0
Dining SEEN Feature Food + Drink Restaurants + Chefs

First Lady Of Wine

Published July 4, 2016 by

Meet Madeline Triffon, Master Sommelier at Plum Market.

Interviewed by Jackie Headapohl | Photography by Jerry Zolynsky

SEEN visited Madeline Triffon, the first American woman to be certified as a Master Sommelier who now practices her craft for the Plum Market high-end grocery chain. She also travels throughout the country teaching consumers and industry professionals about wine.

A second-generation Greek American, born in London, Conn., and schooled in Greece, Triffon came to Michigan at age 18 to live with her father and attend the University of Michigan. She had plans to go on to medical or law school but “literally tripped into the wine business on the basis of a good French accent.”

SEEN: How did your gift for accents trigger a career in wine?

MT: It was 1977 and, in those days, wine lists were predominantly French. I was hired to work in the formal French dining room at the Westin Hotel in Downtown Detroit. I think they wanted pretty women to serve wine, but we were also expected to know our stuff. So I began to teach myself. I went to as many tastings as I could, read everything I could get my hands on, talked with wine makers, import directors, etc.

It took me a while, but I became confident of my ability to judge quality. I don’t think I have a particular gift or talent. It’s the result of practice, like any other skill. I’m actually a walking-talking example of how the work can teach you. Eventually, I was put in charge of ordering wines for the hotel.

SEEN: Is that when you became certified as a Master Sommelier?

MT: I’m not an ambitious creature. I was entered into a national competition for the best French wine sommelier. I was the Midwest regional winner and placed fourth nationally. The next year I placed second. The year after that, in 1987, I was invited to take the Master Sommelier exam. I had no expectations. I was shocked when I passed on my first try.
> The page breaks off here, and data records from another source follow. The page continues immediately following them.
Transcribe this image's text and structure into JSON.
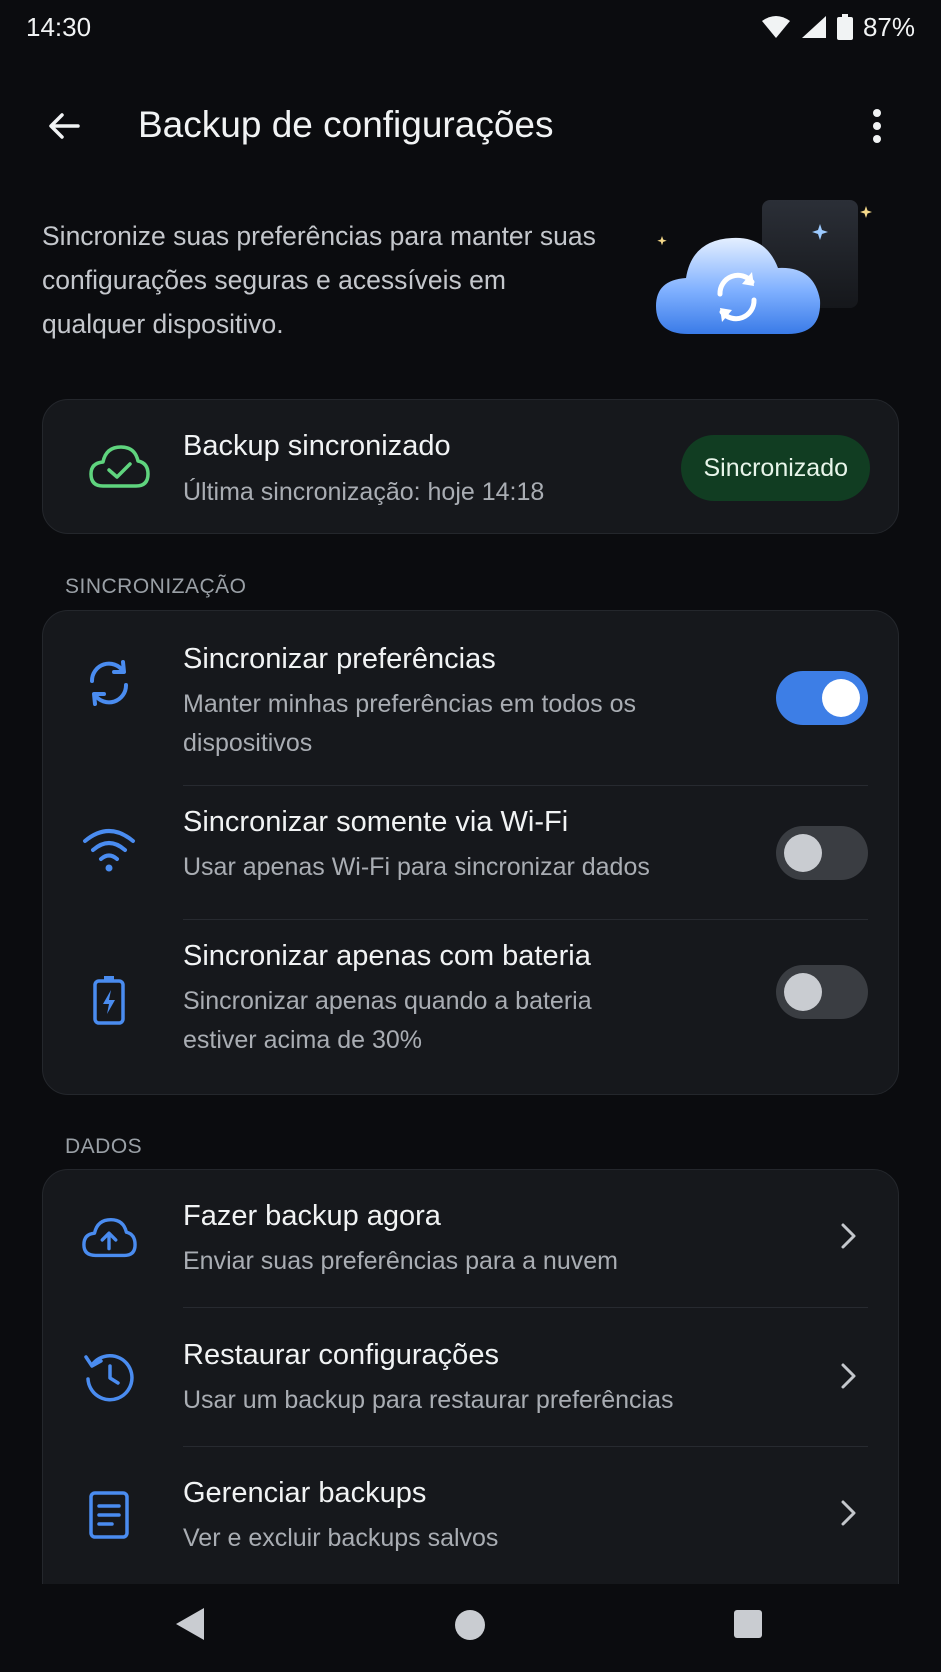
{
  "status_bar": {
    "time": "14:30",
    "battery": "87%"
  },
  "app_bar": {
    "title": "Backup de configurações"
  },
  "intro": {
    "text": "Sincronize suas preferências para manter suas configurações seguras e acessíveis em qualquer dispositivo."
  },
  "status_card": {
    "title": "Backup sincronizado",
    "subtitle": "Última sincronização: hoje 14:18",
    "chip": "Sincronizado",
    "icon": "cloud-check-icon",
    "accent": "#5fd47e"
  },
  "sync_section": {
    "label": "SINCRONIZAÇÃO",
    "items": [
      {
        "title": "Sincronizar preferências",
        "subtitle": "Manter minhas preferências em todos os dispositivos",
        "icon": "sync-icon",
        "enabled": true
      },
      {
        "title": "Sincronizar somente via Wi-Fi",
        "subtitle": "Usar apenas Wi-Fi para sincronizar dados",
        "icon": "wifi-icon",
        "enabled": false
      },
      {
        "title": "Sincronizar apenas com bateria",
        "subtitle": "Sincronizar apenas quando a bateria estiver acima de 30%",
        "icon": "battery-charging-icon",
        "enabled": false
      }
    ]
  },
  "data_section": {
    "label": "DADOS",
    "items": [
      {
        "title": "Fazer backup agora",
        "subtitle": "Enviar suas preferências para a nuvem",
        "icon": "cloud-upload-icon"
      },
      {
        "title": "Restaurar configurações",
        "subtitle": "Usar um backup para restaurar preferências",
        "icon": "restore-history-icon"
      },
      {
        "title": "Gerenciar backups",
        "subtitle": "Ver e excluir backups salvos",
        "icon": "document-list-icon"
      }
    ]
  },
  "colors": {
    "accent_blue": "#3d7ee6",
    "background": "#0b0c0f",
    "card": "#16181c",
    "chip_bg": "#113d22"
  }
}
SEEN: Did that open a lot of doors?

MT: Yes, the credential has been good to me, although I’ve never been able to rest on my laurels. I’ve spent the majority of my career in restaurants, such as the London Chop House and the Rattlesnake Club. I worked as the wine director for the Matt Prentice Restaurant Group, at places like Duet and Coach Insignia, for 15 years. I was never married and never had kids so the restaurant lifestyle suited me. I like serving people. I love working with consumers.

Five years ago, I joined Plum Market. I think I was ready for a change. In my role here, I set up and execute events such as tastings, here in West Bloomfield and at the Chicago and Ann Arbor stores. I also do private events and help vet the wines. Even after all these years, I’m still not bored with tasting wine and finding good price-value wine for consumers.

SEEN: What drives you?

MT: I’m a passionate and active consumer advocate and am always looking for wines that represent terroir or sense of place, but they have to have a bridge to the consumer. Also, ever since I passed the MS exam, what has fueled me is to share my vision for how to prepare for the exam. I’ve served as the chair of the Court of Master Sommeliers in America and as scholarship chair and still participate in exams and courses.

I love hanging out with young people coming up in the industry. I ask myself what would I have wanted to be taught if I had had a mentor? Now I mentor others. It feels natural to give it away, to train others to exceed you.

SEEN: Why have you stayed in Detroit all these years?

MT: I was always able to find a good job in the wine business here. It’s never been dull. And everybody I love is here. I love the diversity of Metro Detroit. It feels like the pulse of America and I am proud to live here. If my wine career ended tomorrow, I would have a big smile on my face because I really feel that I’ve led a privileged professional existence.

SEEN: How has wine culture evolved since you got into the business?

MT: In the last 10 years, wine has infiltrated the American subconscious. It’s not just a special-occasion beverage anymore. Wine is now part of American everyday life. When people share wine, it doesn’t just dissolve barriers, it ignores them. It brings people together. NS

Join Madeline Triffon at one of Plum Market’s weekly themed wine tastings each Thursday. The events usually feature 10 wines and munchies for $20. Visit www.plummarket.com/events-at-the-winebar-west-bloomfield to see the upcoming schedule. Plum Market is located at 6565 Orchard Lake Road in West Bloomfield.

003

You Might Also Like...

No Comments

    Leave a Reply